### EXERCISE MATERIAL
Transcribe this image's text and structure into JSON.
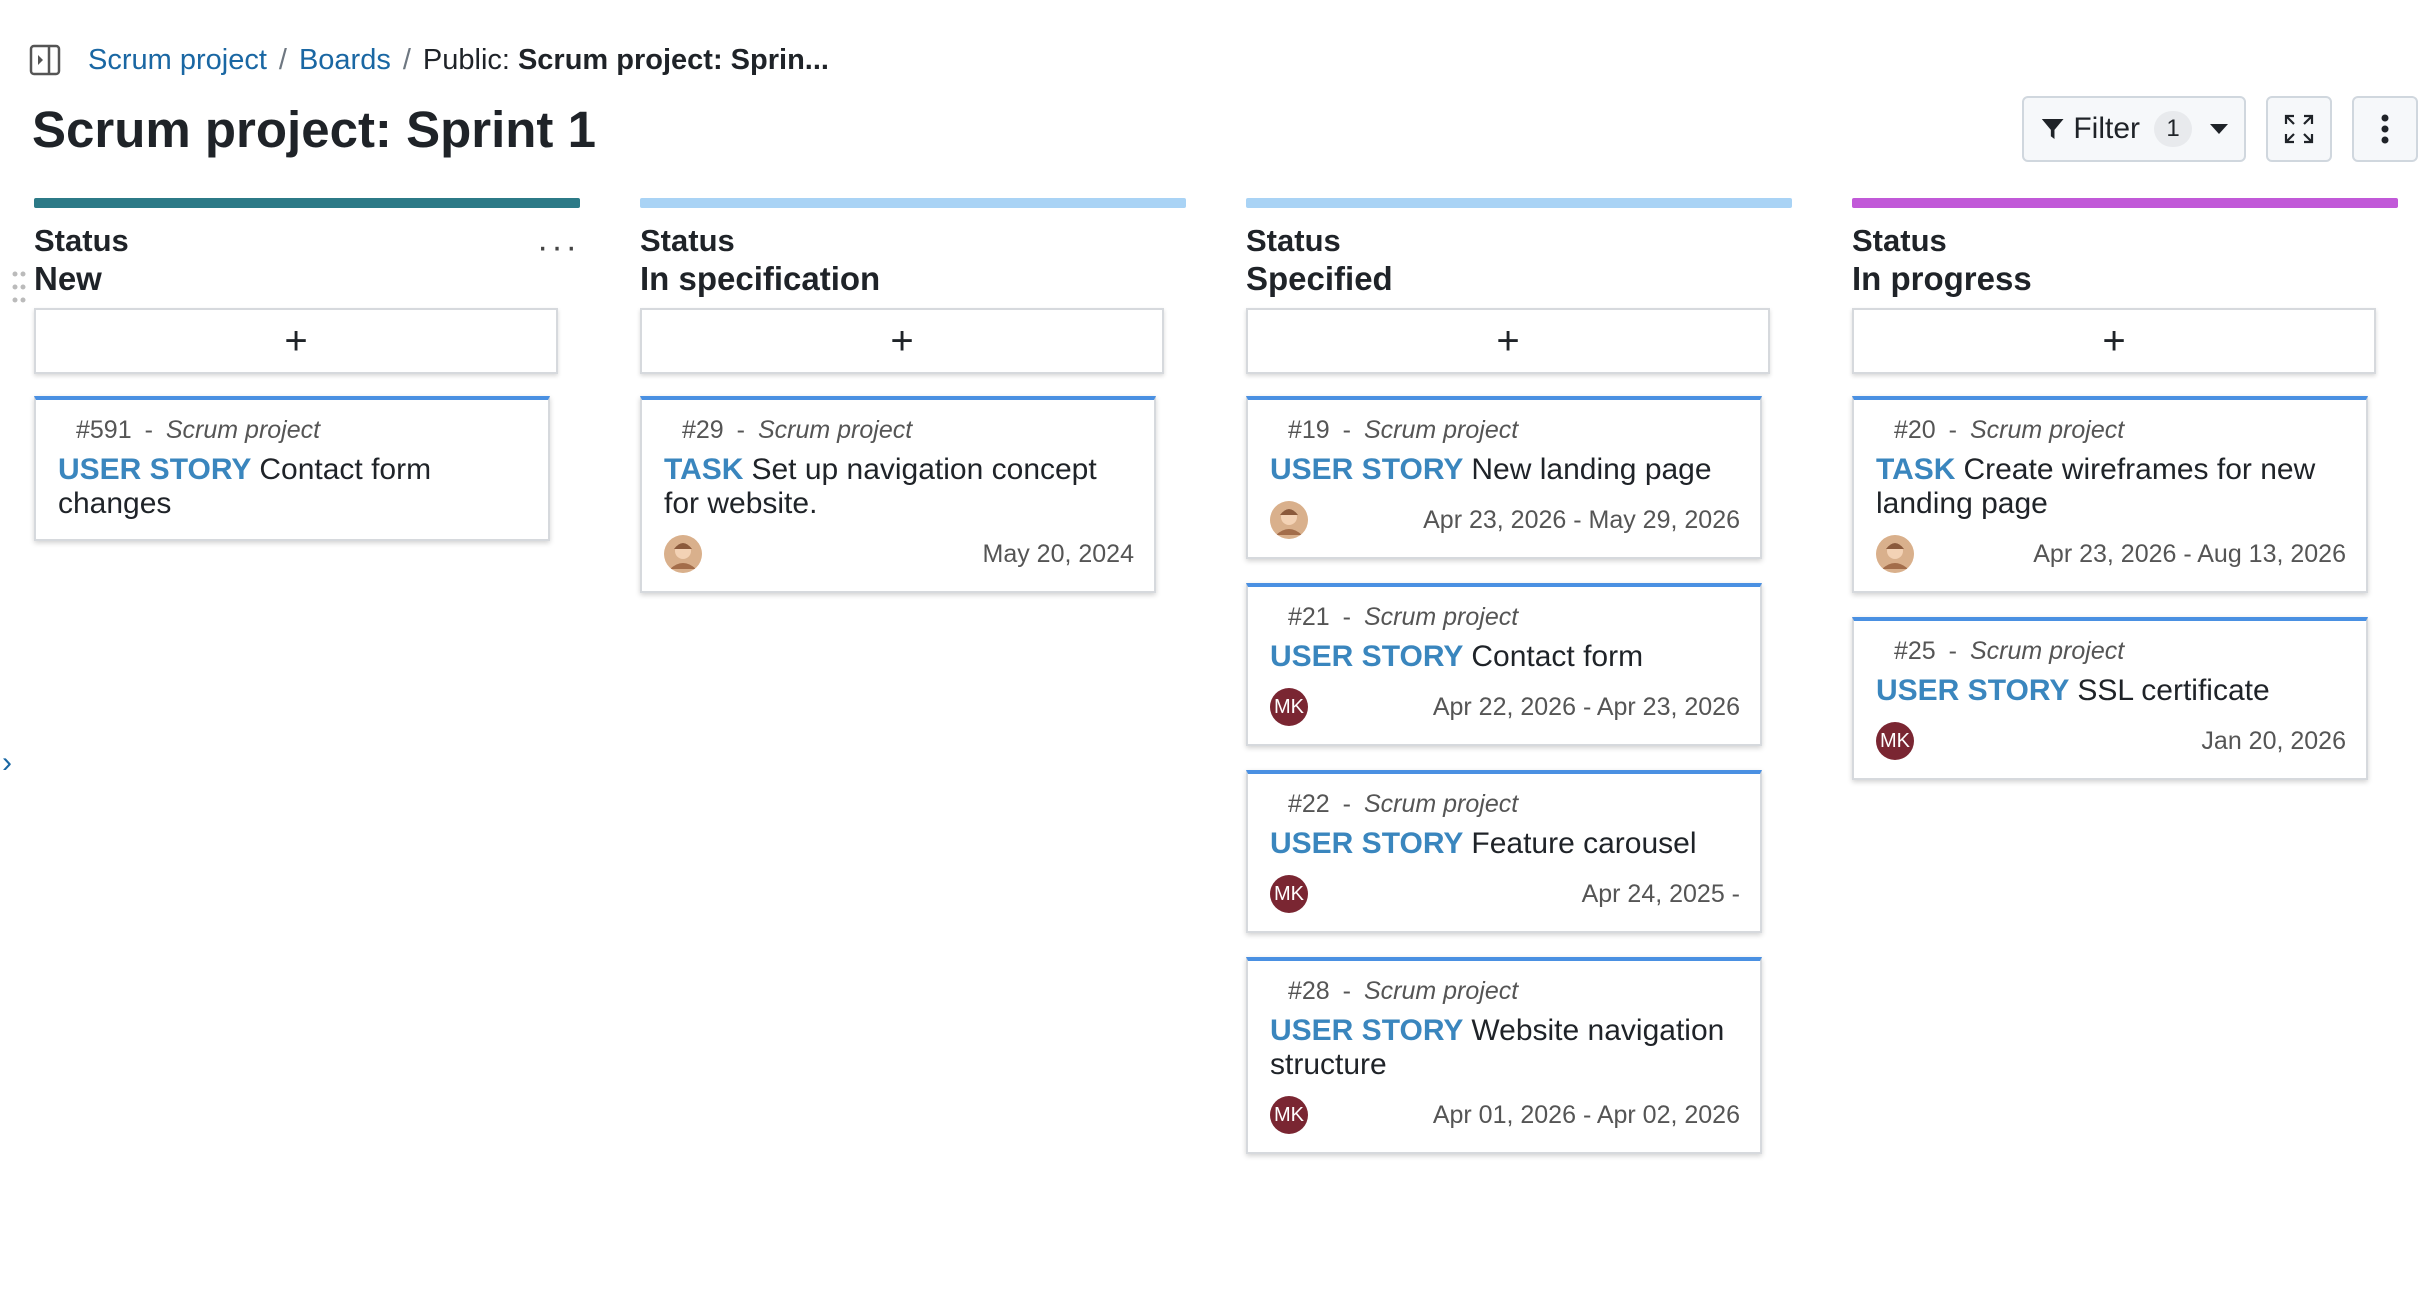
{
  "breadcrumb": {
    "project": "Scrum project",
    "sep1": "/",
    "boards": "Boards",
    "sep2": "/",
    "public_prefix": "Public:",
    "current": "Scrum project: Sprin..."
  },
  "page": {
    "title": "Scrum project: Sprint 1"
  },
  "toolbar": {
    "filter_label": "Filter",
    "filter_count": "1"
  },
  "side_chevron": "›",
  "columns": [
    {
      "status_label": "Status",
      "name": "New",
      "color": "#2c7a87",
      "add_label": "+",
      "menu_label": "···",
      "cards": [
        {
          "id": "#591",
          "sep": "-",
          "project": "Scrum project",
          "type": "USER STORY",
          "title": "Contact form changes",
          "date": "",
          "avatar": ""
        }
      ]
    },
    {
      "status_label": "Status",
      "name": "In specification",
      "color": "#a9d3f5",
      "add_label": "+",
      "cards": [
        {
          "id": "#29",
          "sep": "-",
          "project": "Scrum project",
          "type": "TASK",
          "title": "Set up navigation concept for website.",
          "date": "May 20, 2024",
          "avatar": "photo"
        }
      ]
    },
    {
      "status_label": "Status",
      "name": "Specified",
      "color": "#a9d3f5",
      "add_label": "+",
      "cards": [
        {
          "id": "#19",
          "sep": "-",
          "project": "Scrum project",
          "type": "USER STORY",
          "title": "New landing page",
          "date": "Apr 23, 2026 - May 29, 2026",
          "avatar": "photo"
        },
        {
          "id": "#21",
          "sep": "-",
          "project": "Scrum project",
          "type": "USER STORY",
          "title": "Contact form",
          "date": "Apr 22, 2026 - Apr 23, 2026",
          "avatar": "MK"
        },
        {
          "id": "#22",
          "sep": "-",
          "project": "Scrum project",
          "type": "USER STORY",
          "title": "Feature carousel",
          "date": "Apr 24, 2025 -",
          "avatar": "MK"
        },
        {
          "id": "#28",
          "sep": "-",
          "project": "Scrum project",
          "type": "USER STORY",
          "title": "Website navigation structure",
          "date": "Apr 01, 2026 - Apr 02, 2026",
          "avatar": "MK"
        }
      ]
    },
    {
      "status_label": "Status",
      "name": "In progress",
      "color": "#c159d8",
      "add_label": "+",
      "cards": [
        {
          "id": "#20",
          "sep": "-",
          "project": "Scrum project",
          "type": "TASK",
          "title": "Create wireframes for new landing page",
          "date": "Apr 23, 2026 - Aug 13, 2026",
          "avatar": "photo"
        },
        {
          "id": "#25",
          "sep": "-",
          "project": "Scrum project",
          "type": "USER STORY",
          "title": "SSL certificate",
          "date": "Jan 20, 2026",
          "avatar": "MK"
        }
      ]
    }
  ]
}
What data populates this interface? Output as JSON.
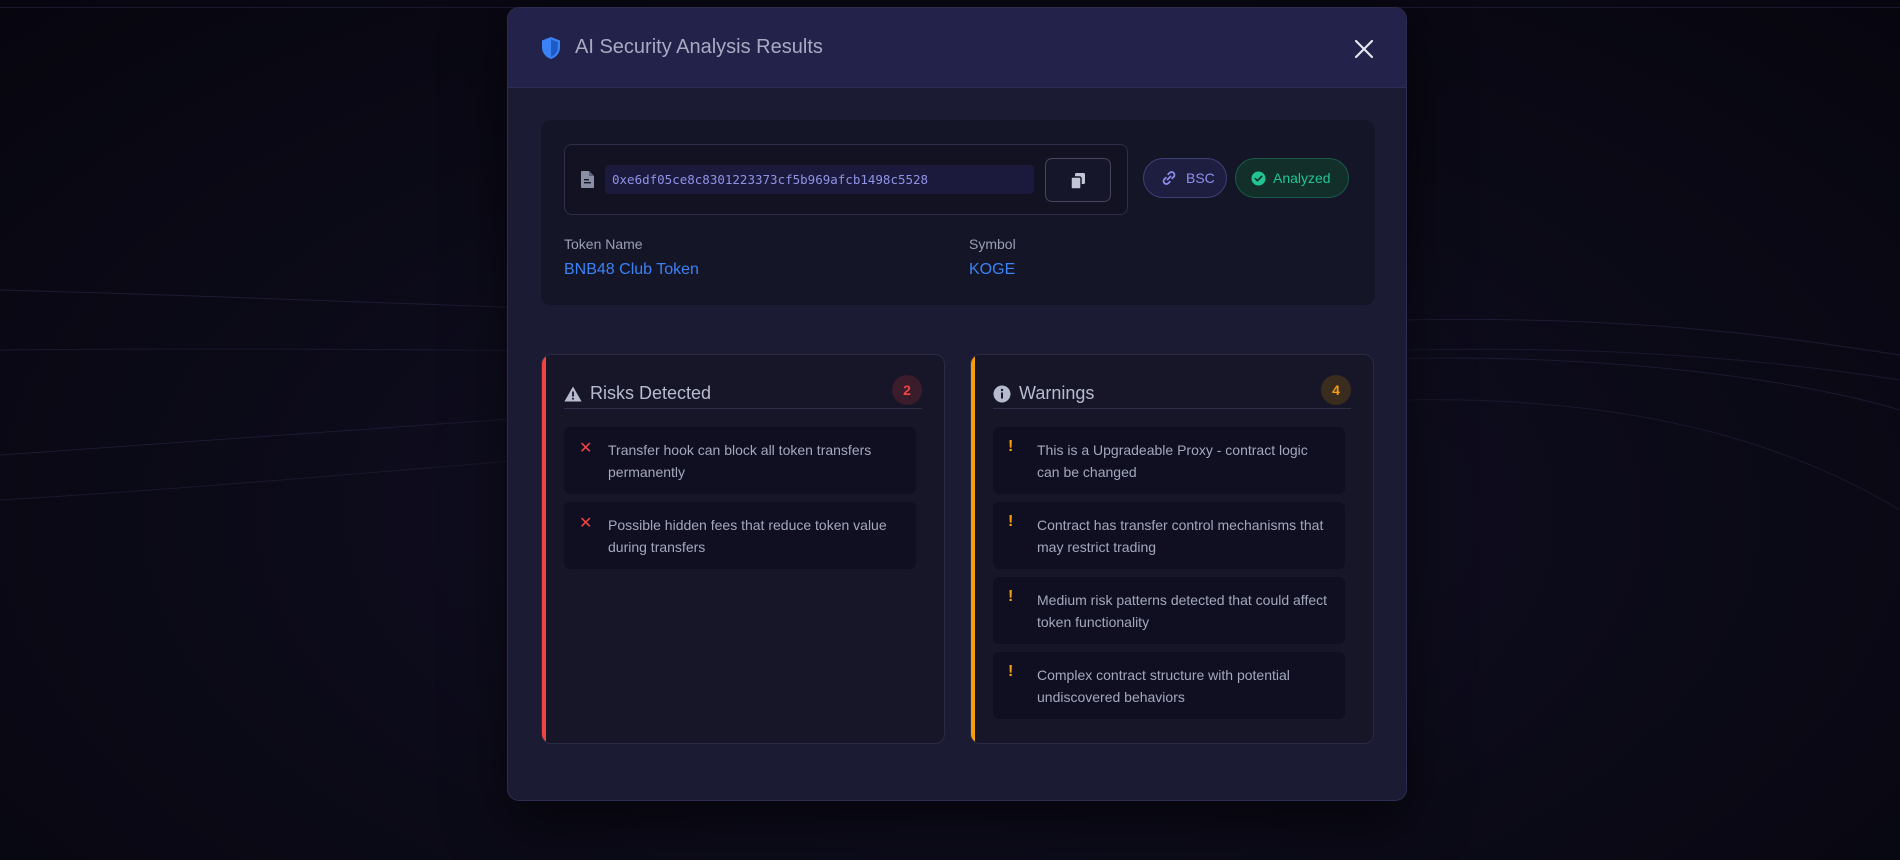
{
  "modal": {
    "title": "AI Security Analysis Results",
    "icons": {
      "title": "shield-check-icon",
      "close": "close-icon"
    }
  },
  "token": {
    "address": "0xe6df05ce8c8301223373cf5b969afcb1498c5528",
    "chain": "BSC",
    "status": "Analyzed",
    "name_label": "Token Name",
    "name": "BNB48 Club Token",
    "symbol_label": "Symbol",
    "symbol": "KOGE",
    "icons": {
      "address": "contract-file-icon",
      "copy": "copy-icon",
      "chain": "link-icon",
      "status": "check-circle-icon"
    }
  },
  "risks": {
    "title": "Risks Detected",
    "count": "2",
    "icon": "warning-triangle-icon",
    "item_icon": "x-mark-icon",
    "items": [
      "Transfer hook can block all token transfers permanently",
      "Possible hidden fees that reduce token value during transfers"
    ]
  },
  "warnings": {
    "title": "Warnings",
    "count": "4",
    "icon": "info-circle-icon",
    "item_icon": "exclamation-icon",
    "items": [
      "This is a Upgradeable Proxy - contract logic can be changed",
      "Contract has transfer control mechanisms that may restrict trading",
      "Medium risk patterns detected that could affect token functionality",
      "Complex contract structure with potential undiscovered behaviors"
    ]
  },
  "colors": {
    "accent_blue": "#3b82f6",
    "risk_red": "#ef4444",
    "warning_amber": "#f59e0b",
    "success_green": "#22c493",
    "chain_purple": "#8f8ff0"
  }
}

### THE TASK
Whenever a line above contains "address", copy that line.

### OUTPUT FOR THIS EXERCISE
    "address": "0xe6df05ce8c8301223373cf5b969afcb1498c5528",
      "address": "contract-file-icon",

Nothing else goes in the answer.